Records to process:
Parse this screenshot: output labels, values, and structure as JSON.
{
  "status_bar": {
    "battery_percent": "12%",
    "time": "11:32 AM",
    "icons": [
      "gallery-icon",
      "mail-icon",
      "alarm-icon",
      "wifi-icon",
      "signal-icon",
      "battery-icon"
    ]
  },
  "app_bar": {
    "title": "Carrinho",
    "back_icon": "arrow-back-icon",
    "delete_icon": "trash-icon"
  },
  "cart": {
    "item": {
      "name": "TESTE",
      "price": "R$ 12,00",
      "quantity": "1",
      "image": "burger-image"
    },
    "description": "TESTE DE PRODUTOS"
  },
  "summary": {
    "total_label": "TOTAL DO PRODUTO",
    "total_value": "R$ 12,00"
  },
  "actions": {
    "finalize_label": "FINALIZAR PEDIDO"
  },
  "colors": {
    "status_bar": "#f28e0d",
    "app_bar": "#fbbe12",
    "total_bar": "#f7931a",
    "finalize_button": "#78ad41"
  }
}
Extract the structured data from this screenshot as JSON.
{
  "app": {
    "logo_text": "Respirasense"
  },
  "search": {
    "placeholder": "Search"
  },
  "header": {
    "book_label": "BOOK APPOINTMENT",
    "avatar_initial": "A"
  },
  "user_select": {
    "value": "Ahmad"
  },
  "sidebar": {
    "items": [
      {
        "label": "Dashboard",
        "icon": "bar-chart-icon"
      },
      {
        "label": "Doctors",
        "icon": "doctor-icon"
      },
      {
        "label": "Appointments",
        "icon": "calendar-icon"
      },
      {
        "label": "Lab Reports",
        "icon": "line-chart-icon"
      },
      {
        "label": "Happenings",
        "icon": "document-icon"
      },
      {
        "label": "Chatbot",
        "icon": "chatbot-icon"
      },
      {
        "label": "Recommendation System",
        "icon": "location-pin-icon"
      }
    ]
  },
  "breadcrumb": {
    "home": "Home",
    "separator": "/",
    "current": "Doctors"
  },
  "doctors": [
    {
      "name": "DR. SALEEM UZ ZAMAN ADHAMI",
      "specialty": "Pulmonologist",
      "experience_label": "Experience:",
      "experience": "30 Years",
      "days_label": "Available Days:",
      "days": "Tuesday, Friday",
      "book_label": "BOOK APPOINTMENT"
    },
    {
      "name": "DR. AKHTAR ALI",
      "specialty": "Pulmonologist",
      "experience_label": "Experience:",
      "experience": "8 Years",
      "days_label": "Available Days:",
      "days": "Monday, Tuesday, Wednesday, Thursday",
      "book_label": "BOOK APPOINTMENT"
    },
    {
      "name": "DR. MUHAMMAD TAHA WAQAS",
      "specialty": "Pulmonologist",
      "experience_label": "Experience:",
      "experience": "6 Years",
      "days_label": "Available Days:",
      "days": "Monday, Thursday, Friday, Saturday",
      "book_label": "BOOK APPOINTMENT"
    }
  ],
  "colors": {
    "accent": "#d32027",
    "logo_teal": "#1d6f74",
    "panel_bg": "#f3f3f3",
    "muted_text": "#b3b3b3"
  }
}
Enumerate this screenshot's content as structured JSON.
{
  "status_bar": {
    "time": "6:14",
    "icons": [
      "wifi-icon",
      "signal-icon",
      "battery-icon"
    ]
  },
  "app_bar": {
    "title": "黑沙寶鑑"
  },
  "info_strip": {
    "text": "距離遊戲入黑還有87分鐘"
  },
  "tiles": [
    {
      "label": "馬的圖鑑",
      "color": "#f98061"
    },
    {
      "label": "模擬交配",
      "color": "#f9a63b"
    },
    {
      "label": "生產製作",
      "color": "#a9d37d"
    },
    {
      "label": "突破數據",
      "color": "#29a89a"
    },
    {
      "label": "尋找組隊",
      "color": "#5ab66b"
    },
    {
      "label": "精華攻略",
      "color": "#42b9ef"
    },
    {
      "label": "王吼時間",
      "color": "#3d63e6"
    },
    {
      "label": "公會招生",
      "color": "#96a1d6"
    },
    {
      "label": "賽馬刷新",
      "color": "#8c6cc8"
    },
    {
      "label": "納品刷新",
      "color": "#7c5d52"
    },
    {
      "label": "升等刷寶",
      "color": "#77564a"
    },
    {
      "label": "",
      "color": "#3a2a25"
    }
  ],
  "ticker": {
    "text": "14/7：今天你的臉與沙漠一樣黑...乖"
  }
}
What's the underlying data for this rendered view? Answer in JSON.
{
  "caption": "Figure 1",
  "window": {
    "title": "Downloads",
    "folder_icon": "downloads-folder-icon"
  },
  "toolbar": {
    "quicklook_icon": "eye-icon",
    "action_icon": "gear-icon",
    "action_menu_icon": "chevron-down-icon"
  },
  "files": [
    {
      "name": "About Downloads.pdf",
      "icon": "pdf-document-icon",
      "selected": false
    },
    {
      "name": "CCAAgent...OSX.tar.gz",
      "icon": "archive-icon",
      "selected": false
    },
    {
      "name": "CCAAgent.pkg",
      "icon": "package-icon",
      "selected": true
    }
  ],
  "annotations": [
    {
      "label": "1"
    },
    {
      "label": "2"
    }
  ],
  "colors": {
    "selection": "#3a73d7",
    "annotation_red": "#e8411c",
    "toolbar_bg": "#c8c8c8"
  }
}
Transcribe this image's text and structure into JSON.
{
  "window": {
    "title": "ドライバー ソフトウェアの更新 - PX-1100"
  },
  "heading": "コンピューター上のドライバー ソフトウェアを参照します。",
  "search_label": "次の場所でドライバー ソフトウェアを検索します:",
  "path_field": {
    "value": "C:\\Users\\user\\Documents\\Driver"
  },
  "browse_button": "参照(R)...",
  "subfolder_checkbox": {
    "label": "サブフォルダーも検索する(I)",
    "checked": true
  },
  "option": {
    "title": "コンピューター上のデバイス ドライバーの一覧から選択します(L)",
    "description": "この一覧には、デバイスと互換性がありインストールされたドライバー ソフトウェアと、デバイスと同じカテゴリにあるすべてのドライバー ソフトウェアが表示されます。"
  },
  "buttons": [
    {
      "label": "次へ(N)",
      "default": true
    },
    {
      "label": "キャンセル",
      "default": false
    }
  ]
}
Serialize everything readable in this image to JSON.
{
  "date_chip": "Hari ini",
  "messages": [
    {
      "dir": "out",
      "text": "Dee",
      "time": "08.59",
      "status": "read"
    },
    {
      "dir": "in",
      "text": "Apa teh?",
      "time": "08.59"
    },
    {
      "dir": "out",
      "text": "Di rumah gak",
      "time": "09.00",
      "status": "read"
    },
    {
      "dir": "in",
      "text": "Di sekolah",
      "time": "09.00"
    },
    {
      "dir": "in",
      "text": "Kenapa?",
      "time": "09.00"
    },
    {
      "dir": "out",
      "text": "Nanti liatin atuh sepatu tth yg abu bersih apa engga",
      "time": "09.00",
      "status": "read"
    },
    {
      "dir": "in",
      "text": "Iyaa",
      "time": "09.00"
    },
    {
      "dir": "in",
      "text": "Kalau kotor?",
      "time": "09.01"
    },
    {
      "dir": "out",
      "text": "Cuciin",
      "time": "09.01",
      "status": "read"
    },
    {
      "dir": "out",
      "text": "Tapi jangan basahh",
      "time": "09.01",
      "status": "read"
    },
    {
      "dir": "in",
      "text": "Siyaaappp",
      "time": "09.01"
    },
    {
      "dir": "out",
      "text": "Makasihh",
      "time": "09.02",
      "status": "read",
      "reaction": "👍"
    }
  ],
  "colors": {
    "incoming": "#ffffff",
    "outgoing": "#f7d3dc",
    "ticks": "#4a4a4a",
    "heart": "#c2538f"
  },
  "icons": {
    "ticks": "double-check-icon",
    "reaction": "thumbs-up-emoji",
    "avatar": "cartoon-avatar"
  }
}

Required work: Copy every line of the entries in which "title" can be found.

Response to this exercise:
    "title": "Carrinho",
    "title": "黑沙寶鑑"
    "title": "Downloads",
    "title": "ドライバー ソフトウェアの更新 - PX-1100"
    "title": "コンピューター上のデバイス ドライバーの一覧から選択します(L)",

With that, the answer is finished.